GIVEN DATA |
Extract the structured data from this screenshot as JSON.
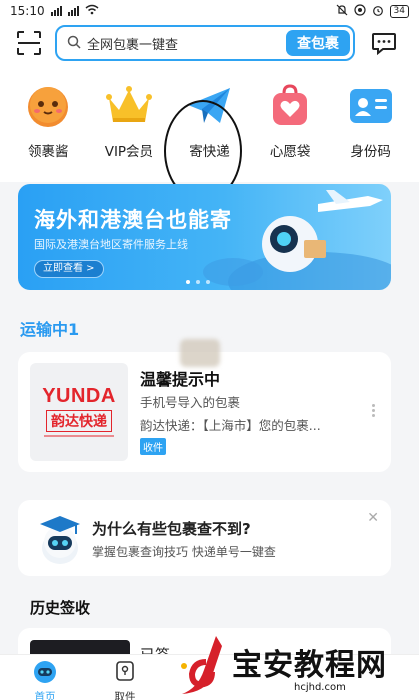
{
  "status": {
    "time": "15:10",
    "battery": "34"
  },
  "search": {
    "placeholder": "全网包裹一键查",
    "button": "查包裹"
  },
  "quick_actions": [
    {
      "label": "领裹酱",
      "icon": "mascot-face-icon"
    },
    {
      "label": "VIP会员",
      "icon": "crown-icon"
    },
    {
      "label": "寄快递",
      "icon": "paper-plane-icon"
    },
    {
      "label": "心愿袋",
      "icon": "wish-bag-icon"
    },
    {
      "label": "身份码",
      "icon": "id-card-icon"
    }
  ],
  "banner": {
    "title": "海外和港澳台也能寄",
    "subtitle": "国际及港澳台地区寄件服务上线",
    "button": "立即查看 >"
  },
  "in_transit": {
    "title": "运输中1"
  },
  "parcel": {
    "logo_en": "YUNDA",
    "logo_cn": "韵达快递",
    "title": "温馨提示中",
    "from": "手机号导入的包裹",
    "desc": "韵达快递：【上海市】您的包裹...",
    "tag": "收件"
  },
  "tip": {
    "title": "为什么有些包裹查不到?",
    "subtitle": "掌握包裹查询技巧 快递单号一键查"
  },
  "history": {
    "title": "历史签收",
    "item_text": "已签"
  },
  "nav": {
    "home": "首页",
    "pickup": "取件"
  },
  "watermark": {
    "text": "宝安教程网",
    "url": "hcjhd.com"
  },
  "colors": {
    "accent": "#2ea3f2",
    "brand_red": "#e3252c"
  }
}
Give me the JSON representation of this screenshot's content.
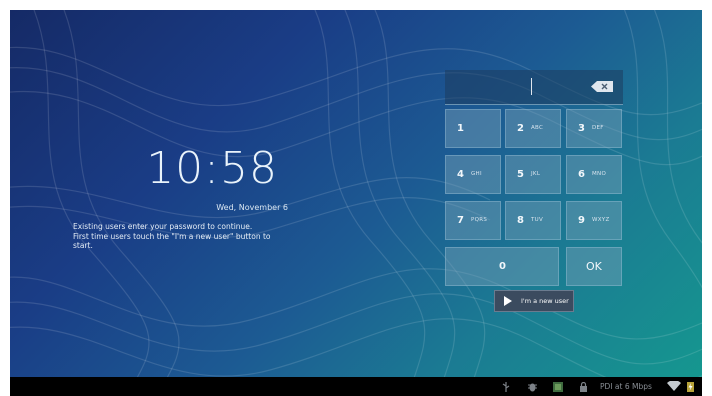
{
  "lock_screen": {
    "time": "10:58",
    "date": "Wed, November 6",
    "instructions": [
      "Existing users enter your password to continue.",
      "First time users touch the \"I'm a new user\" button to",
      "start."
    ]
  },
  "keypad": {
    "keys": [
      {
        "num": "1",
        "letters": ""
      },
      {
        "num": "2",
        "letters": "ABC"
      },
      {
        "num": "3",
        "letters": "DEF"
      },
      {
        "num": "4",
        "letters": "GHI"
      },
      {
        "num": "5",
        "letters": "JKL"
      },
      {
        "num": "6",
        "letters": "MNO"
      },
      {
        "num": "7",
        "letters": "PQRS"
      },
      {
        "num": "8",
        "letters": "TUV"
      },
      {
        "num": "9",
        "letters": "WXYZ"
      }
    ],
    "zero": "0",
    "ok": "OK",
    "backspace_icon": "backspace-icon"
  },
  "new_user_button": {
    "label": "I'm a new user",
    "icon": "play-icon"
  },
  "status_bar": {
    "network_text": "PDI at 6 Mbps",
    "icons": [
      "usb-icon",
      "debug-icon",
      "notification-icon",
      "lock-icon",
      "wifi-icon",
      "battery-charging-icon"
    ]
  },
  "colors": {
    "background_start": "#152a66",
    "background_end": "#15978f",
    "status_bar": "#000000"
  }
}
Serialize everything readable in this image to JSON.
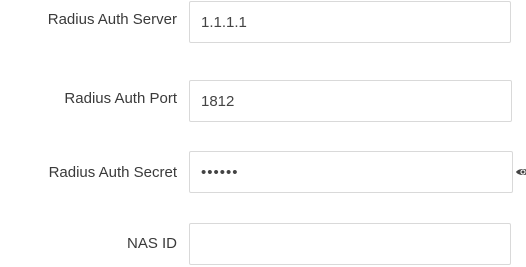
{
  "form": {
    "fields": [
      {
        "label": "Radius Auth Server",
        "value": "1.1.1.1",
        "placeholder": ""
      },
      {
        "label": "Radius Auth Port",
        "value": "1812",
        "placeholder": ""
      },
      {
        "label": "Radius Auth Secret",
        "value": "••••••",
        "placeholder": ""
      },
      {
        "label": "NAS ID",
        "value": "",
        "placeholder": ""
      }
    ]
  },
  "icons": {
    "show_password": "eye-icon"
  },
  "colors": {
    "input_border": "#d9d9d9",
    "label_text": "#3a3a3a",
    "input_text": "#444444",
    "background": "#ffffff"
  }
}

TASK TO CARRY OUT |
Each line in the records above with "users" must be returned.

SOLUTION BELOW |
      "Existing users enter your password to continue.",
      "First time users touch the \"I'm a new user\" button to",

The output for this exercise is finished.